Brief
Print again, word for word, all of the records below, and leave the pictures out.

○ ○ ○ ○

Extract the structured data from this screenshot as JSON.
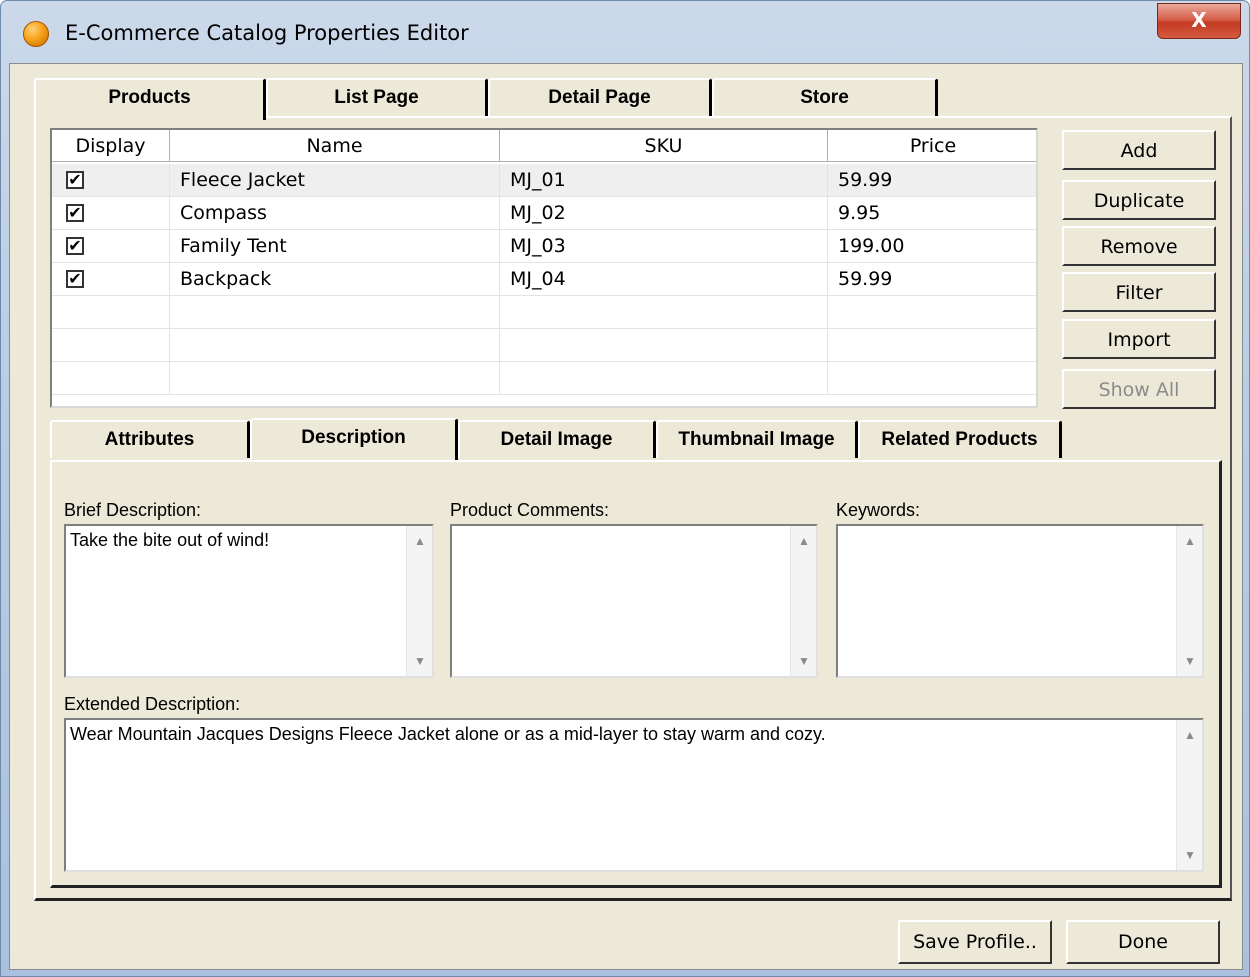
{
  "window": {
    "title": "E-Commerce Catalog Properties Editor",
    "close_label": "X"
  },
  "tabs_top": [
    "Products",
    "List Page",
    "Detail Page",
    "Store"
  ],
  "grid": {
    "columns": [
      "Display",
      "Name",
      "SKU",
      "Price"
    ],
    "rows": [
      {
        "display": true,
        "name": "Fleece Jacket",
        "sku": "MJ_01",
        "price": "59.99"
      },
      {
        "display": true,
        "name": "Compass",
        "sku": "MJ_02",
        "price": "9.95"
      },
      {
        "display": true,
        "name": "Family Tent",
        "sku": "MJ_03",
        "price": "199.00"
      },
      {
        "display": true,
        "name": "Backpack",
        "sku": "MJ_04",
        "price": "59.99"
      }
    ]
  },
  "side_buttons": [
    "Add",
    "Duplicate",
    "Remove",
    "Filter",
    "Import",
    "Show All"
  ],
  "sub_tabs": [
    "Attributes",
    "Description",
    "Detail Image",
    "Thumbnail Image",
    "Related Products"
  ],
  "description": {
    "brief_label": "Brief Description:",
    "brief_value": "Take the bite out of wind!",
    "comments_label": "Product Comments:",
    "comments_value": "",
    "keywords_label": "Keywords:",
    "keywords_value": "",
    "extended_label": "Extended Description:",
    "extended_value": "Wear Mountain Jacques Designs Fleece Jacket alone or as a mid-layer to stay warm and cozy."
  },
  "footer": {
    "save_label": "Save Profile..",
    "done_label": "Done"
  },
  "icons": {
    "checkbox_mark": "✔",
    "scroll_up": "▲",
    "scroll_down": "▼"
  }
}
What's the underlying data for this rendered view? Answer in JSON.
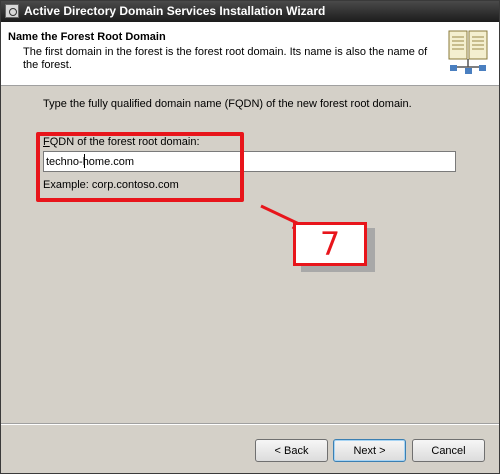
{
  "window": {
    "title": "Active Directory Domain Services Installation Wizard"
  },
  "header": {
    "title": "Name the Forest Root Domain",
    "description": "The first domain in the forest is the forest root domain. Its name is also the name of the forest."
  },
  "content": {
    "instruction": "Type the fully qualified domain name (FQDN) of the new forest root domain.",
    "field_label_prefix": "F",
    "field_label_rest": "QDN of the forest root domain:",
    "field_value": "techno-home.com",
    "example": "Example: corp.contoso.com"
  },
  "annotation": {
    "step_number": "7",
    "color": "#e8151b"
  },
  "buttons": {
    "back": "< Back",
    "next": "Next >",
    "cancel": "Cancel"
  },
  "icons": {
    "window": "app-icon",
    "header": "book-icon"
  }
}
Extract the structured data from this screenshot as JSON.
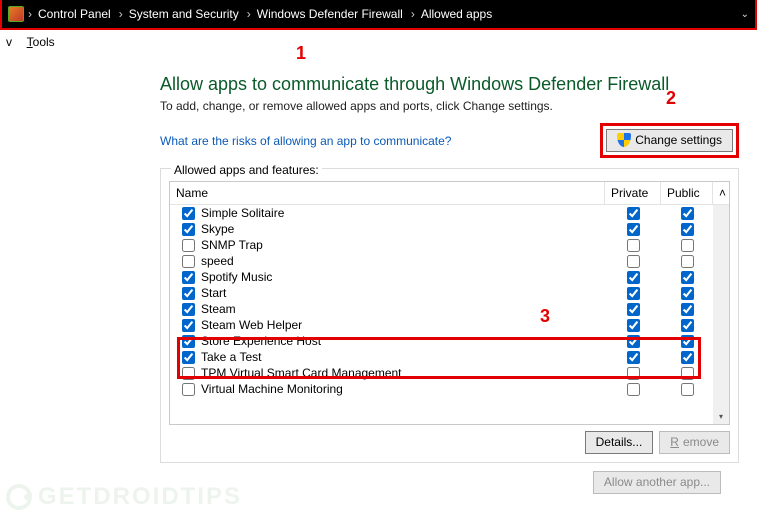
{
  "breadcrumb": {
    "items": [
      "Control Panel",
      "System and Security",
      "Windows Defender Firewall",
      "Allowed apps"
    ]
  },
  "menubar": {
    "view_suffix": "v",
    "tools": "Tools"
  },
  "annotations": {
    "n1": "1",
    "n2": "2",
    "n3": "3"
  },
  "heading": "Allow apps to communicate through Windows Defender Firewall",
  "subtext": "To add, change, or remove allowed apps and ports, click Change settings.",
  "risks_link": "What are the risks of allowing an app to communicate?",
  "change_settings_label": "Change settings",
  "group_label": "Allowed apps and features:",
  "columns": {
    "name": "Name",
    "private": "Private",
    "public": "Public"
  },
  "rows": [
    {
      "name": "Simple Solitaire",
      "enabled": true,
      "private": true,
      "public": true
    },
    {
      "name": "Skype",
      "enabled": true,
      "private": true,
      "public": true
    },
    {
      "name": "SNMP Trap",
      "enabled": false,
      "private": false,
      "public": false
    },
    {
      "name": "speed",
      "enabled": false,
      "private": false,
      "public": false
    },
    {
      "name": "Spotify Music",
      "enabled": true,
      "private": true,
      "public": true
    },
    {
      "name": "Start",
      "enabled": true,
      "private": true,
      "public": true
    },
    {
      "name": "Steam",
      "enabled": true,
      "private": true,
      "public": true
    },
    {
      "name": "Steam Web Helper",
      "enabled": true,
      "private": true,
      "public": true
    },
    {
      "name": "Store Experience Host",
      "enabled": true,
      "private": true,
      "public": true
    },
    {
      "name": "Take a Test",
      "enabled": true,
      "private": true,
      "public": true
    },
    {
      "name": "TPM Virtual Smart Card Management",
      "enabled": false,
      "private": false,
      "public": false
    },
    {
      "name": "Virtual Machine Monitoring",
      "enabled": false,
      "private": false,
      "public": false
    }
  ],
  "buttons": {
    "details": "Details...",
    "remove": "Remove",
    "allow_another": "Allow another app..."
  },
  "watermark": "GETDROIDTIPS"
}
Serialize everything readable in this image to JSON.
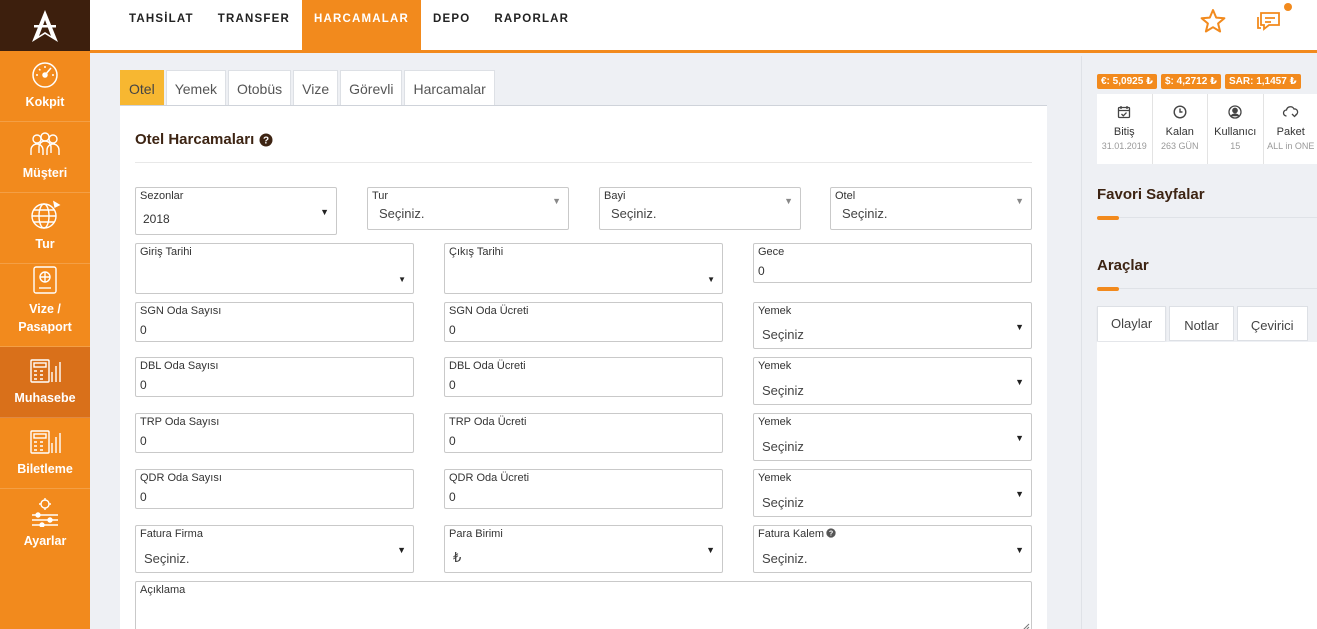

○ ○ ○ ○

Task output
Extract the structured data from this screenshot as JSON.
{
  "window": {
    "title": "E-Commerce Catalog Properties Editor",
    "close_label": "X"
  },
  "tabs_top": [
    "Products",
    "List Page",
    "Detail Page",
    "Store"
  ],
  "grid": {
    "columns": [
      "Display",
      "Name",
      "SKU",
      "Price"
    ],
    "rows": [
      {
        "display": true,
        "name": "Fleece Jacket",
        "sku": "MJ_01",
        "price": "59.99"
      },
      {
        "display": true,
        "name": "Compass",
        "sku": "MJ_02",
        "price": "9.95"
      },
      {
        "display": true,
        "name": "Family Tent",
        "sku": "MJ_03",
        "price": "199.00"
      },
      {
        "display": true,
        "name": "Backpack",
        "sku": "MJ_04",
        "price": "59.99"
      }
    ]
  },
  "side_buttons": [
    "Add",
    "Duplicate",
    "Remove",
    "Filter",
    "Import",
    "Show All"
  ],
  "sub_tabs": [
    "Attributes",
    "Description",
    "Detail Image",
    "Thumbnail Image",
    "Related Products"
  ],
  "description": {
    "brief_label": "Brief Description:",
    "brief_value": "Take the bite out of wind!",
    "comments_label": "Product Comments:",
    "comments_value": "",
    "keywords_label": "Keywords:",
    "keywords_value": "",
    "extended_label": "Extended Description:",
    "extended_value": "Wear Mountain Jacques Designs Fleece Jacket alone or as a mid-layer to stay warm and cozy."
  },
  "footer": {
    "save_label": "Save Profile..",
    "done_label": "Done"
  },
  "icons": {
    "checkbox_mark": "✔",
    "scroll_up": "▲",
    "scroll_down": "▼"
  }
}
What's the underlying data for this rendered view? Answer in JSON.
{
  "window": {
    "title": "Active Directory Domain Services Installation Wizard"
  },
  "header": {
    "title": "Name the Forest Root Domain",
    "description": "The first domain in the forest is the forest root domain. Its name is also the name of the forest."
  },
  "content": {
    "instruction": "Type the fully qualified domain name (FQDN) of the new forest root domain.",
    "field_label_prefix": "F",
    "field_label_rest": "QDN of the forest root domain:",
    "field_value": "techno-home.com",
    "example": "Example: corp.contoso.com"
  },
  "annotation": {
    "step_number": "7",
    "color": "#e8151b"
  },
  "buttons": {
    "back": "< Back",
    "next": "Next >",
    "cancel": "Cancel"
  },
  "icons": {
    "window": "app-icon",
    "header": "book-icon"
  }
}
Extract the structured data from this screenshot as JSON.
{
  "breadcrumb": {
    "items": [
      "Control Panel",
      "System and Security",
      "Windows Defender Firewall",
      "Allowed apps"
    ]
  },
  "menubar": {
    "view_suffix": "v",
    "tools": "Tools"
  },
  "annotations": {
    "n1": "1",
    "n2": "2",
    "n3": "3"
  },
  "heading": "Allow apps to communicate through Windows Defender Firewall",
  "subtext": "To add, change, or remove allowed apps and ports, click Change settings.",
  "risks_link": "What are the risks of allowing an app to communicate?",
  "change_settings_label": "Change settings",
  "group_label": "Allowed apps and features:",
  "columns": {
    "name": "Name",
    "private": "Private",
    "public": "Public"
  },
  "rows": [
    {
      "name": "Simple Solitaire",
      "enabled": true,
      "private": true,
      "public": true
    },
    {
      "name": "Skype",
      "enabled": true,
      "private": true,
      "public": true
    },
    {
      "name": "SNMP Trap",
      "enabled": false,
      "private": false,
      "public": false
    },
    {
      "name": "speed",
      "enabled": false,
      "private": false,
      "public": false
    },
    {
      "name": "Spotify Music",
      "enabled": true,
      "private": true,
      "public": true
    },
    {
      "name": "Start",
      "enabled": true,
      "private": true,
      "public": true
    },
    {
      "name": "Steam",
      "enabled": true,
      "private": true,
      "public": true
    },
    {
      "name": "Steam Web Helper",
      "enabled": true,
      "private": true,
      "public": true
    },
    {
      "name": "Store Experience Host",
      "enabled": true,
      "private": true,
      "public": true
    },
    {
      "name": "Take a Test",
      "enabled": true,
      "private": true,
      "public": true
    },
    {
      "name": "TPM Virtual Smart Card Management",
      "enabled": false,
      "private": false,
      "public": false
    },
    {
      "name": "Virtual Machine Monitoring",
      "enabled": false,
      "private": false,
      "public": false
    }
  ],
  "buttons": {
    "details": "Details...",
    "remove": "Remove",
    "allow_another": "Allow another app..."
  },
  "watermark": "GETDROIDTIPS"
}
Serialize everything readable in this image to JSON.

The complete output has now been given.